10-mL of the unknown acid, prepared by the instructor, was transferred into an Erlenmeyer flask and diluted with 50-mL distilled water. Two to three drops of phenolphthalein was added. The acid was titrated with the standard base until the first appearance of a permanent light pink coloration.
Three trials of titration were conducted.
Results table Preparation of 0.1 M NaOH using NaOH pellets Calculations:
Molarity = mole (no. of moles of solute)
L (volume of solution)
Mole = Molarity x Volume
= 1 M (0.1 L) = 0.1 mole x ( 40.01 g NaOH)
M1V1 = M2V2
V1= 0.1 M (0.1L)/1 M
= 0.01L x (1000 mL)/1 L
V1=10 mL of 1.0 M NaOH Preparation of 0.1 M NaOH from available concentration of NaOH Titration of an Acid with a Base the REsults Discussion Experiment No. 7, entitled Acids, Bases and Salts basically has five set-ups. First Part classification of acid, bases, and salts using indicators and pH paper Second Part the conductivity test, is done to determine whether the solutions tested in the first part are weak or strong electrolytes Third and Fourth The preparation of NaOH concentrations is done in the third and fourth step. Last Part using the 0.1 M NaOH as standard solution, the concentration of an unknown acid was calculated from the endpoint of an acid-base titration. Titration was used to determine the concentration of an unknown acid Guide Questions and Answers 1.From your results, what relationship can you draw between the acidity/ basicity of a substance and its electrolyte property? Strong acids, strong bases and salts are good conductors of electricity. These substances are completely ionized in the reaction process. Substances with complete ionization are good conductors and thus are called strong electrolytes.
On the other hand, weak acids and weak bases conduct electricity poorly. Weak acids and weak bases are poor conductors of electricity and are called weak electrolytes. 2. Why are electrolytes conductors of electricity? Electrolytes dissociate into positively and negatively charged ions in solution. Positively charged ions move toward the negative electrode and negatively charged ions move toward the positive electrode. This is equivalent to the movement of electrons along a metal wire, giving electrolytes their conductive property. 3. Calculate the pH of the following solutions: At equilibrium,
[OH-] = 1.34 x 10^-3 M
pOH = -log [1.34 x 10^-3]
pH = 14 – 2.87
= 11.13 Conclusions and Recommendations use indicators like phenolphthalein, congo red litmus paper and pH papers for classifying acidic, basic and neutral substances
the conductivity apparatus is used to classify electrolytes as weak or strong.
pH values - highly acidic or basic - strong acid/base - good conductor
Weak acids and bases are weak conductors of electricity.
In titration a solution of accurately known concentration, called standard solution, is gradually added to another solution of unknown concentration, until the chemical reaction between the two is complete.
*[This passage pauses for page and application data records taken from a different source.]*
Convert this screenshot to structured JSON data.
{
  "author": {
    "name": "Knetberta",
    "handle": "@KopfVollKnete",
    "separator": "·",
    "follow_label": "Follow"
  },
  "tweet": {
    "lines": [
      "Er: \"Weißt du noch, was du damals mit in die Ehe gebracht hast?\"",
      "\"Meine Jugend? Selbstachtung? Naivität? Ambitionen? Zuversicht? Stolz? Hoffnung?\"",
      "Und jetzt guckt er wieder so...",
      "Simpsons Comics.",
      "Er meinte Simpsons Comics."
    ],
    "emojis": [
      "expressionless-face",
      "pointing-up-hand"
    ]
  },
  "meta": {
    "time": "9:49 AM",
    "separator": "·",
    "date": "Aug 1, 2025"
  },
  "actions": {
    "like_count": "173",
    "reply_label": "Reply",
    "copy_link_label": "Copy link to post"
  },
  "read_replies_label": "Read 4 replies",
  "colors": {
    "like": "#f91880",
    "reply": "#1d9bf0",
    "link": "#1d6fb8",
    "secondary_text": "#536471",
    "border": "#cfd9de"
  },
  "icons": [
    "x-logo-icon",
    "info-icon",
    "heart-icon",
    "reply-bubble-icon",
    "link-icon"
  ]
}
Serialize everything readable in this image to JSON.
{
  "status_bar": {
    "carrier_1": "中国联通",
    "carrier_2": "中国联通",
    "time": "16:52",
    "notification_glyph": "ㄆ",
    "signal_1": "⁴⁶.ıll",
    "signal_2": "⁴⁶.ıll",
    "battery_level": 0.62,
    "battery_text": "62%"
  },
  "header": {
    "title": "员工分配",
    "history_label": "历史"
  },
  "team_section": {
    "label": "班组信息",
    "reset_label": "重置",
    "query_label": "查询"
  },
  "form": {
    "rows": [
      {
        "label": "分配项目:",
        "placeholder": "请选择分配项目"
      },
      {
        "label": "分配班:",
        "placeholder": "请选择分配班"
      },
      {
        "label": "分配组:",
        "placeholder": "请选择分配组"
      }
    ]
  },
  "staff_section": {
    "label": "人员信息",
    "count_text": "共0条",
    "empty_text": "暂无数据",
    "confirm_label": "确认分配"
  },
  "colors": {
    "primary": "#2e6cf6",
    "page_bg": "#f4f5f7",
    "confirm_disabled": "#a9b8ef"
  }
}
By determining the endpoint of an acid-base titration, the concentration of an unknown solution can be known.
calculations for the concentrations of NaOH should be correct for inaccuracy or else it might affect the results.
We recommend using indicators or pH papers if you are unsure of the acidity or basicity your sample, since tasting chemical solutions is not a good practice.
be aware of the cleanliness of the apparatuses used and the prevention of contamination of materials involved.
Titration should be carefully done as small amounts of liquid may vary the result completely.
Also, complete understanding of the computations for molarity and dilution is highly recommended for this experiment.